**Exercise objective:**
Please output the entries below without altering a single character.

(Data about app and page elements)

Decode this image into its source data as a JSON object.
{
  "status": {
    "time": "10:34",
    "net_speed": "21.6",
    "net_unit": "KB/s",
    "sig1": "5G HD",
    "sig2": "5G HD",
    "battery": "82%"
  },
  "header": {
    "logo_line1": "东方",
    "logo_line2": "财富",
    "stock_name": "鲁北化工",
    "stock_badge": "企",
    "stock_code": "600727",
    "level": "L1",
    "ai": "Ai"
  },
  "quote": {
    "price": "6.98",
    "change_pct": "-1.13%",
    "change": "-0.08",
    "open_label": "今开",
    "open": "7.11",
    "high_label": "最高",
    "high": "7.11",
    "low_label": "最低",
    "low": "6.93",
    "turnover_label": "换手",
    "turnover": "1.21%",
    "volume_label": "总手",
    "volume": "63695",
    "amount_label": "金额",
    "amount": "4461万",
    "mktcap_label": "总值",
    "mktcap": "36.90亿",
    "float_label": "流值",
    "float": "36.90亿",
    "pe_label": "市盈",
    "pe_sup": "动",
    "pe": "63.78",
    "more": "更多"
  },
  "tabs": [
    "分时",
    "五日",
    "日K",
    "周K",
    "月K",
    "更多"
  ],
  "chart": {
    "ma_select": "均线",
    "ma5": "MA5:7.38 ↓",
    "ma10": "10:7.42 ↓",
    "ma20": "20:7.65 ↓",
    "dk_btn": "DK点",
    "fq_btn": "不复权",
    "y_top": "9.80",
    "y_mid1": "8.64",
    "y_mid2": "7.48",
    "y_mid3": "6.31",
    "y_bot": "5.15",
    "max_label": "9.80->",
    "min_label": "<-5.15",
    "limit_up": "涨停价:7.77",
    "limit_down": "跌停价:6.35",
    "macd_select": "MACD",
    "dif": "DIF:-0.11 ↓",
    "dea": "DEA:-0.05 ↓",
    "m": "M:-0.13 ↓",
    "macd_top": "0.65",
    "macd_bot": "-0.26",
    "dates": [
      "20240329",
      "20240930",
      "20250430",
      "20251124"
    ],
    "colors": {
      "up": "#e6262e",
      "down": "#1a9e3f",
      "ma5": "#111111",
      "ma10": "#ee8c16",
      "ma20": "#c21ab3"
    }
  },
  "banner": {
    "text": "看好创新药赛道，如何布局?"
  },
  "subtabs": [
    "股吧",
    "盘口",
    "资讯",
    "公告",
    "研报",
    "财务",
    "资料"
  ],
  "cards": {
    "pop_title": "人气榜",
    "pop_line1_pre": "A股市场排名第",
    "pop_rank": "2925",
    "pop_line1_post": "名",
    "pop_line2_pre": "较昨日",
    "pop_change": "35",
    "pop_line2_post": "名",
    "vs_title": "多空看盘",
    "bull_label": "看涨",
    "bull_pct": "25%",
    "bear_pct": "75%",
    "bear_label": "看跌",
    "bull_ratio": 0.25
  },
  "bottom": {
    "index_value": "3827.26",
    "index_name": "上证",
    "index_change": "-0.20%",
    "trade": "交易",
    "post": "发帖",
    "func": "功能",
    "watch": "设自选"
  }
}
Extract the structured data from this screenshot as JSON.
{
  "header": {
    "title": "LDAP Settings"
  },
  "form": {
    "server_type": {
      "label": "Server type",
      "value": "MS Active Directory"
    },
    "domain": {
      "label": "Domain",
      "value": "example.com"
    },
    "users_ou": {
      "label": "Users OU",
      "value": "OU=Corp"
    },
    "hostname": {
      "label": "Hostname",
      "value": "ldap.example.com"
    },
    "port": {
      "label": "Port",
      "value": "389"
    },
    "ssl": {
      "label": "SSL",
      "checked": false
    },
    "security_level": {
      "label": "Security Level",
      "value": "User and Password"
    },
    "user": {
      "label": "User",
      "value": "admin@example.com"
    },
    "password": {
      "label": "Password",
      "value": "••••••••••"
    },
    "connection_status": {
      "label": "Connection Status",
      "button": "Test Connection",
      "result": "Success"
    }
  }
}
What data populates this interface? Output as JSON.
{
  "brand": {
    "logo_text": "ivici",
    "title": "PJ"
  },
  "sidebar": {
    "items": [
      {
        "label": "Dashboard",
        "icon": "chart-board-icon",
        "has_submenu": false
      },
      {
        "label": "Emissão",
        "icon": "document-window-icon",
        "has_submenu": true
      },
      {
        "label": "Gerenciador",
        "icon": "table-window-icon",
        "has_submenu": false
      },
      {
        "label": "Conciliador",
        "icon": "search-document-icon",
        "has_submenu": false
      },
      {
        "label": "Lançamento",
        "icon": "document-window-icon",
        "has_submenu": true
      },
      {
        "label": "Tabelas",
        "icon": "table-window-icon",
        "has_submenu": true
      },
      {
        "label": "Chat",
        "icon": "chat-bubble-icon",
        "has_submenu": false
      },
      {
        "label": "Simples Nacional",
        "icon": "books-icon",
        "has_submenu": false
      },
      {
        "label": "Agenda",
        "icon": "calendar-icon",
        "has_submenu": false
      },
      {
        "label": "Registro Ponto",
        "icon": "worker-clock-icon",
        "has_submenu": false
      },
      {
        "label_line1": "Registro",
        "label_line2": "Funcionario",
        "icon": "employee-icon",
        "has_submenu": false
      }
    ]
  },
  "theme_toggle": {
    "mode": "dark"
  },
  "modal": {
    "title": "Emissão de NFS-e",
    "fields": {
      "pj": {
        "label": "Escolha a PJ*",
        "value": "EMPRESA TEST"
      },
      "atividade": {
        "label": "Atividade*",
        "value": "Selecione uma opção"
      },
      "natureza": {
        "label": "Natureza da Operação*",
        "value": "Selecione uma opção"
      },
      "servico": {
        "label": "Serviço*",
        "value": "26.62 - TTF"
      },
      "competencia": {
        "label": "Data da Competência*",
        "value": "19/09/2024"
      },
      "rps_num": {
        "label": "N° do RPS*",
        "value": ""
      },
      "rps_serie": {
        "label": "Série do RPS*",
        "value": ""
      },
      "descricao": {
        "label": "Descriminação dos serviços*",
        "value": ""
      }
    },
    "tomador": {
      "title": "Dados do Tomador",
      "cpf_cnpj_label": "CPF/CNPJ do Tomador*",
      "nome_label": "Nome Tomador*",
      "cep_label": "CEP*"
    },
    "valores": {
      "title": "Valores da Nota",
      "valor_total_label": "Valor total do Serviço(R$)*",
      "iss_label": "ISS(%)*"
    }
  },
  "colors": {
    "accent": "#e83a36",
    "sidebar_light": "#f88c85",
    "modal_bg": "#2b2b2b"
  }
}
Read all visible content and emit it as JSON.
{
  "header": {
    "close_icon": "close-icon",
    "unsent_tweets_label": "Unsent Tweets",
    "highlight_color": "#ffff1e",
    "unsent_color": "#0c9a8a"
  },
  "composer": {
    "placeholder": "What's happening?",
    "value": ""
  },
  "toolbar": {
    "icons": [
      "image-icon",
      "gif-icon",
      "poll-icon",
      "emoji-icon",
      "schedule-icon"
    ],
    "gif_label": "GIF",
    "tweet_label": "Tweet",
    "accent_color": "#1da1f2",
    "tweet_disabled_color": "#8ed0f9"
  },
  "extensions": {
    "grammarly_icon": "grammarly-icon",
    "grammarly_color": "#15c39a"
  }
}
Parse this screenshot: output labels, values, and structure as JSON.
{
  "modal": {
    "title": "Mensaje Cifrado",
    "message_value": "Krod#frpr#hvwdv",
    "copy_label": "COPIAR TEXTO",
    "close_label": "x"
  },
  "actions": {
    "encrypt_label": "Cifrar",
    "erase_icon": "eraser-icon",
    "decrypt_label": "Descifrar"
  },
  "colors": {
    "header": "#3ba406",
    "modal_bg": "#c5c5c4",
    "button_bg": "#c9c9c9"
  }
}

**Reply:**
Decode this image into its source data as a JSON object.
{
  "status": {
    "time": "10:34",
    "net_speed": "21.6",
    "net_unit": "KB/s",
    "sig1": "5G HD",
    "sig2": "5G HD",
    "battery": "82%"
  },
  "header": {
    "logo_line1": "东方",
    "logo_line2": "财富",
    "stock_name": "鲁北化工",
    "stock_badge": "企",
    "stock_code": "600727",
    "level": "L1",
    "ai": "Ai"
  },
  "quote": {
    "price": "6.98",
    "change_pct": "-1.13%",
    "change": "-0.08",
    "open_label": "今开",
    "open": "7.11",
    "high_label": "最高",
    "high": "7.11",
    "low_label": "最低",
    "low": "6.93",
    "turnover_label": "换手",
    "turnover": "1.21%",
    "volume_label": "总手",
    "volume": "63695",
    "amount_label": "金额",
    "amount": "4461万",
    "mktcap_label": "总值",
    "mktcap": "36.90亿",
    "float_label": "流值",
    "float": "36.90亿",
    "pe_label": "市盈",
    "pe_sup": "动",
    "pe": "63.78",
    "more": "更多"
  },
  "tabs": [
    "分时",
    "五日",
    "日K",
    "周K",
    "月K",
    "更多"
  ],
  "chart": {
    "ma_select": "均线",
    "ma5": "MA5:7.38 ↓",
    "ma10": "10:7.42 ↓",
    "ma20": "20:7.65 ↓",
    "dk_btn": "DK点",
    "fq_btn": "不复权",
    "y_top": "9.80",
    "y_mid1": "8.64",
    "y_mid2": "7.48",
    "y_mid3": "6.31",
    "y_bot": "5.15",
    "max_label": "9.80->",
    "min_label": "<-5.15",
    "limit_up": "涨停价:7.77",
    "limit_down": "跌停价:6.35",
    "macd_select": "MACD",
    "dif": "DIF:-0.11 ↓",
    "dea": "DEA:-0.05 ↓",
    "m": "M:-0.13 ↓",
    "macd_top": "0.65",
    "macd_bot": "-0.26",
    "dates": [
      "20240329",
      "20240930",
      "20250430",
      "20251124"
    ],
    "colors": {
      "up": "#e6262e",
      "down": "#1a9e3f",
      "ma5": "#111111",
      "ma10": "#ee8c16",
      "ma20": "#c21ab3"
    }
  },
  "banner": {
    "text": "看好创新药赛道，如何布局?"
  },
  "subtabs": [
    "股吧",
    "盘口",
    "资讯",
    "公告",
    "研报",
    "财务",
    "资料"
  ],
  "cards": {
    "pop_title": "人气榜",
    "pop_line1_pre": "A股市场排名第",
    "pop_rank": "2925",
    "pop_line1_post": "名",
    "pop_line2_pre": "较昨日",
    "pop_change": "35",
    "pop_line2_post": "名",
    "vs_title": "多空看盘",
    "bull_label": "看涨",
    "bull_pct": "25%",
    "bear_pct": "75%",
    "bear_label": "看跌",
    "bull_ratio": 0.25
  },
  "bottom": {
    "index_value": "3827.26",
    "index_name": "上证",
    "index_change": "-0.20%",
    "trade": "交易",
    "post": "发帖",
    "func": "功能",
    "watch": "设自选"
  }
}
Extract the structured data from this screenshot as JSON.
{
  "header": {
    "title": "LDAP Settings"
  },
  "form": {
    "server_type": {
      "label": "Server type",
      "value": "MS Active Directory"
    },
    "domain": {
      "label": "Domain",
      "value": "example.com"
    },
    "users_ou": {
      "label": "Users OU",
      "value": "OU=Corp"
    },
    "hostname": {
      "label": "Hostname",
      "value": "ldap.example.com"
    },
    "port": {
      "label": "Port",
      "value": "389"
    },
    "ssl": {
      "label": "SSL",
      "checked": false
    },
    "security_level": {
      "label": "Security Level",
      "value": "User and Password"
    },
    "user": {
      "label": "User",
      "value": "admin@example.com"
    },
    "password": {
      "label": "Password",
      "value": "••••••••••"
    },
    "connection_status": {
      "label": "Connection Status",
      "button": "Test Connection",
      "result": "Success"
    }
  }
}
What data populates this interface? Output as JSON.
{
  "brand": {
    "logo_text": "ivici",
    "title": "PJ"
  },
  "sidebar": {
    "items": [
      {
        "label": "Dashboard",
        "icon": "chart-board-icon",
        "has_submenu": false
      },
      {
        "label": "Emissão",
        "icon": "document-window-icon",
        "has_submenu": true
      },
      {
        "label": "Gerenciador",
        "icon": "table-window-icon",
        "has_submenu": false
      },
      {
        "label": "Conciliador",
        "icon": "search-document-icon",
        "has_submenu": false
      },
      {
        "label": "Lançamento",
        "icon": "document-window-icon",
        "has_submenu": true
      },
      {
        "label": "Tabelas",
        "icon": "table-window-icon",
        "has_submenu": true
      },
      {
        "label": "Chat",
        "icon": "chat-bubble-icon",
        "has_submenu": false
      },
      {
        "label": "Simples Nacional",
        "icon": "books-icon",
        "has_submenu": false
      },
      {
        "label": "Agenda",
        "icon": "calendar-icon",
        "has_submenu": false
      },
      {
        "label": "Registro Ponto",
        "icon": "worker-clock-icon",
        "has_submenu": false
      },
      {
        "label_line1": "Registro",
        "label_line2": "Funcionario",
        "icon": "employee-icon",
        "has_submenu": false
      }
    ]
  },
  "theme_toggle": {
    "mode": "dark"
  },
  "modal": {
    "title": "Emissão de NFS-e",
    "fields": {
      "pj": {
        "label": "Escolha a PJ*",
        "value": "EMPRESA TEST"
      },
      "atividade": {
        "label": "Atividade*",
        "value": "Selecione uma opção"
      },
      "natureza": {
        "label": "Natureza da Operação*",
        "value": "Selecione uma opção"
      },
      "servico": {
        "label": "Serviço*",
        "value": "26.62 - TTF"
      },
      "competencia": {
        "label": "Data da Competência*",
        "value": "19/09/2024"
      },
      "rps_num": {
        "label": "N° do RPS*",
        "value": ""
      },
      "rps_serie": {
        "label": "Série do RPS*",
        "value": ""
      },
      "descricao": {
        "label": "Descriminação dos serviços*",
        "value": ""
      }
    },
    "tomador": {
      "title": "Dados do Tomador",
      "cpf_cnpj_label": "CPF/CNPJ do Tomador*",
      "nome_label": "Nome Tomador*",
      "cep_label": "CEP*"
    },
    "valores": {
      "title": "Valores da Nota",
      "valor_total_label": "Valor total do Serviço(R$)*",
      "iss_label": "ISS(%)*"
    }
  },
  "colors": {
    "accent": "#e83a36",
    "sidebar_light": "#f88c85",
    "modal_bg": "#2b2b2b"
  }
}
Read all visible content and emit it as JSON.
{
  "header": {
    "close_icon": "close-icon",
    "unsent_tweets_label": "Unsent Tweets",
    "highlight_color": "#ffff1e",
    "unsent_color": "#0c9a8a"
  },
  "composer": {
    "placeholder": "What's happening?",
    "value": ""
  },
  "toolbar": {
    "icons": [
      "image-icon",
      "gif-icon",
      "poll-icon",
      "emoji-icon",
      "schedule-icon"
    ],
    "gif_label": "GIF",
    "tweet_label": "Tweet",
    "accent_color": "#1da1f2",
    "tweet_disabled_color": "#8ed0f9"
  },
  "extensions": {
    "grammarly_icon": "grammarly-icon",
    "grammarly_color": "#15c39a"
  }
}
Parse this screenshot: output labels, values, and structure as JSON.
{
  "modal": {
    "title": "Mensaje Cifrado",
    "message_value": "Krod#frpr#hvwdv",
    "copy_label": "COPIAR TEXTO",
    "close_label": "x"
  },
  "actions": {
    "encrypt_label": "Cifrar",
    "erase_icon": "eraser-icon",
    "decrypt_label": "Descifrar"
  },
  "colors": {
    "header": "#3ba406",
    "modal_bg": "#c5c5c4",
    "button_bg": "#c9c9c9"
  }
}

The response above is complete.